NHS Shetland faces a “huge” financial challenge as it looks to save around £4.7 million from its budget and continues to wrestle with costly patient travel fees.
Members of the health board were discussing the 2017/18 books this morning, with another meeting planned on Friday to see where money can be saved.
NHS Shetland chief executive Ralph Roberts said the organisation was due to break even this year, though next year the board would have to find efficiencies.
The meeting heard rising drug costs, patient travel, staff fees and receiving less money from the government had led to increasing financial pressures.
Finance chief Colin Marsland told members some savings had been identified, though to meet the £4.7 million saving, there remained around a £2 million shortfall.
Mr Roberts the £4.7 million figure equated to 10 per cent of the health board’s core funding. which was “a huge challenge” and meant it would have to look at redesigning services.
That, he said, was “a huge challenge” and meant it would have to look at redesigning services.
The health board spends about £2.9 million on patient travel, accounting for about six per cent of its core budget.
Talks are underway as health bosses continue to tackle transport costs, and the board was told more was being done to keep oncology and haematology appointments in Shetland.
Plans of how to cut patient travel costs are due to come before NHS Shetland members next month.
Among the ideas is to work more closely with Red Cross staff to escort patients, have better communication with staff at NHS Grampian when it came to appointments, and provide more care in Shetland.
The board discussed feedback it had received from patients and an instance where a patient travelled to Aberdeen for a blood test.
SIC convener Malcolm Bell welcomed a delay in the patient travel paper, as there was a chance to “add meat to the bones” and find out why costs had increased.
Medical director Roger Diggle said in the longer term introducing “more generalists into the medical fraternity” rather than having lots of specialists, would help the problem.
“The new junior doctor training, for consultants in particular, is being rolled out in 2018. But that’s going to take somewhere in the region of six to ten years to develop a new breed of generalists.
“I think that will help to reverse some of the trend,” he said.
Dr Diggle said systems had to be developed “which proactively address the problem”.
“We need to be doing this in real time, that’s the hardest part.”
Afterwards, Mr Roberts explained the board would have to look how much money went on staff.

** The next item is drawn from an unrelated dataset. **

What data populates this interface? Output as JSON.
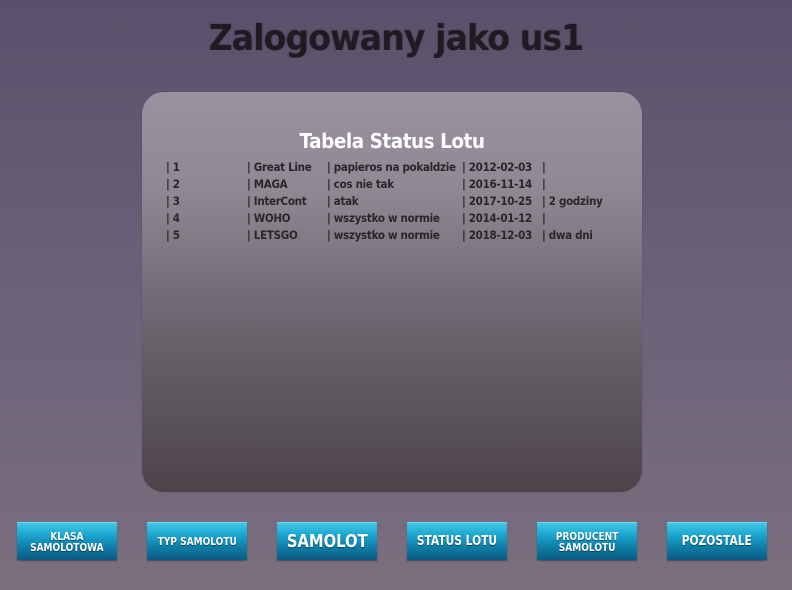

“We’re going to end up spending less on staff and the workforce than we are at the moment,” he said.
With the financial squeeze, Mr Roberts said “it’s about changing the way services are delivered and that might be looking at a different skill mix and looking at a different distribution of skills across Shetland.”
Asked if savings would mean staff cuts, he replied: “The logical conclusion is there will be fewer staff at the end of the process than there are now.”
“There could be fewer in some places and there might be more in others,” he said.
“There might be a different range of staff and different types of staff.”